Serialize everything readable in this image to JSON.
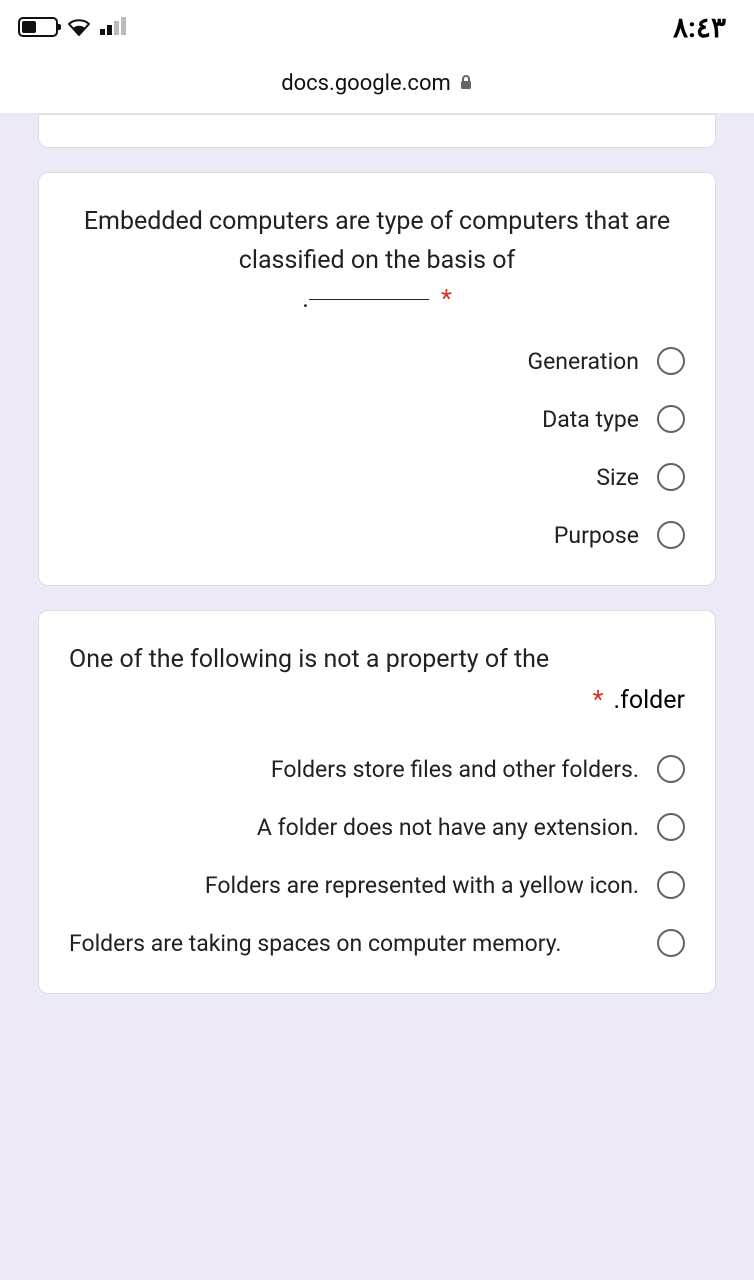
{
  "status": {
    "time": "٨:٤٣"
  },
  "url": "docs.google.com",
  "questions": [
    {
      "prompt_pre": "Embedded computers are type of computers that are classified on the basis of",
      "required_mark": "*",
      "blank_trailing_dot": ".",
      "options": [
        "Generation",
        "Data type",
        "Size",
        "Purpose"
      ]
    },
    {
      "prompt_line1": "One of the following is not a property of the",
      "suffix_text": ".folder",
      "required_mark": "*",
      "options": [
        "Folders store files and other folders.",
        "A folder does not have any extension.",
        "Folders are represented with a yellow icon.",
        "Folders are taking spaces on computer memory."
      ]
    }
  ]
}
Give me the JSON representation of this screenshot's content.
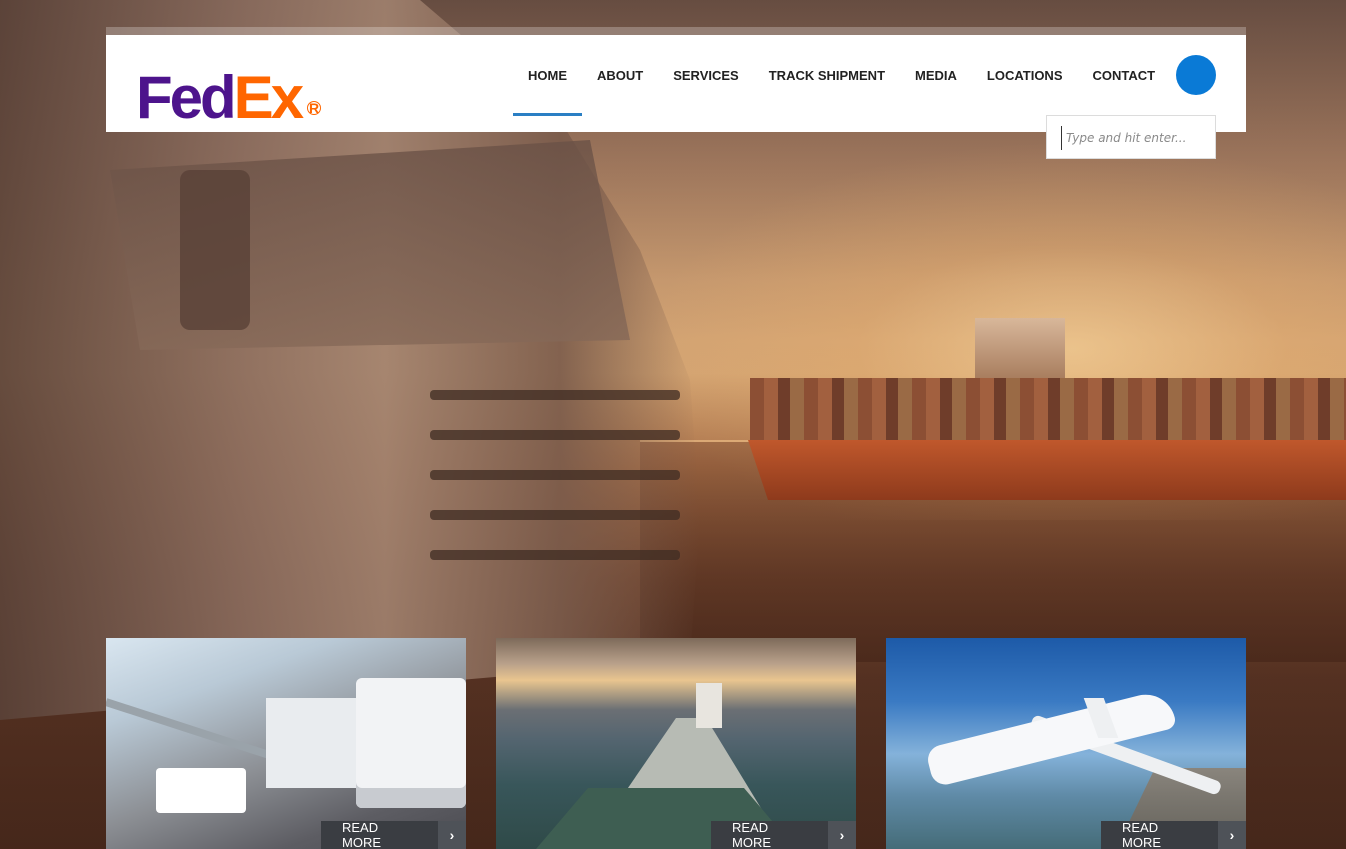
{
  "brand": {
    "logo_part1": "Fed",
    "logo_part2": "Ex",
    "registered_mark": "R",
    "colors": {
      "purple": "#4d148c",
      "orange": "#ff6600",
      "accent_blue": "#0a7ad6"
    }
  },
  "nav": {
    "items": [
      {
        "label": "HOME",
        "active": true
      },
      {
        "label": "ABOUT",
        "active": false
      },
      {
        "label": "SERVICES",
        "active": false
      },
      {
        "label": "TRACK SHIPMENT",
        "active": false
      },
      {
        "label": "MEDIA",
        "active": false
      },
      {
        "label": "LOCATIONS",
        "active": false
      },
      {
        "label": "CONTACT",
        "active": false
      }
    ],
    "search_icon": "search-icon"
  },
  "search": {
    "placeholder": "Type and hit enter..."
  },
  "cards": [
    {
      "image": "truck-image",
      "read_more": "READ MORE",
      "arrow_icon": "chevron-right-icon"
    },
    {
      "image": "ship-image",
      "read_more": "READ MORE",
      "arrow_icon": "chevron-right-icon"
    },
    {
      "image": "airplane-image",
      "read_more": "READ MORE",
      "arrow_icon": "chevron-right-icon"
    }
  ]
}
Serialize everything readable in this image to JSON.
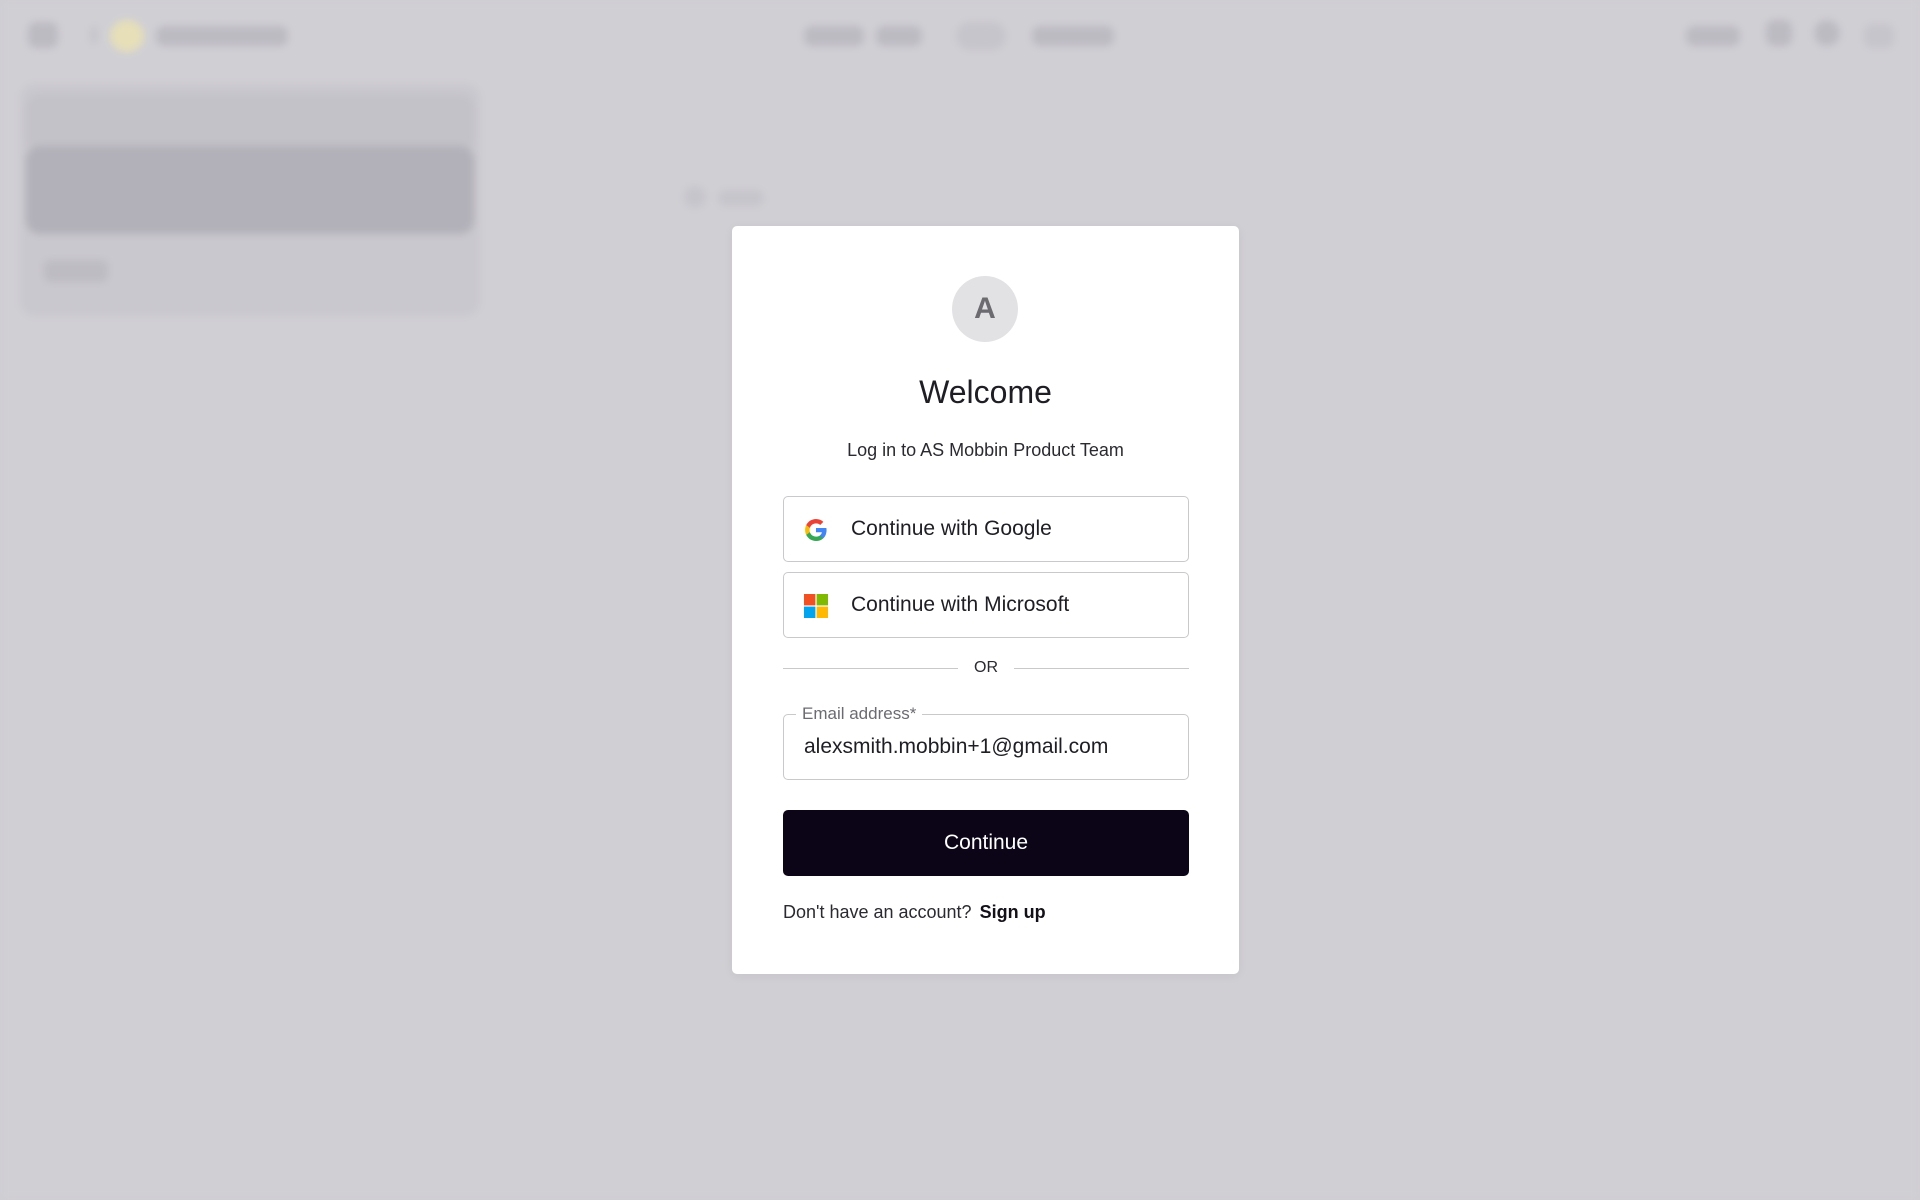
{
  "modal": {
    "avatar_letter": "A",
    "title": "Welcome",
    "subtitle": "Log in to AS Mobbin Product Team",
    "google_label": "Continue with Google",
    "microsoft_label": "Continue with Microsoft",
    "divider_text": "OR",
    "email": {
      "label": "Email address",
      "required_mark": "*",
      "value": "alexsmith.mobbin+1@gmail.com"
    },
    "continue_label": "Continue",
    "footer_prompt": "Don't have an account?",
    "signup_label": "Sign up"
  },
  "icons": {
    "google": "google-logo-icon",
    "microsoft": "microsoft-logo-icon"
  },
  "colors": {
    "backdrop": "#cfced3",
    "primary_button": "#0c0517",
    "google_blue": "#4285F4",
    "google_green": "#34A853",
    "google_yellow": "#FBBC05",
    "google_red": "#EA4335",
    "ms_red": "#F25022",
    "ms_green": "#7FBA00",
    "ms_blue": "#00A4EF",
    "ms_yellow": "#FFB900"
  }
}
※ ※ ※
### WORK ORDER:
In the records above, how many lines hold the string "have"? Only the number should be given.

### SOLUTION TO THIS PROBLEM:
2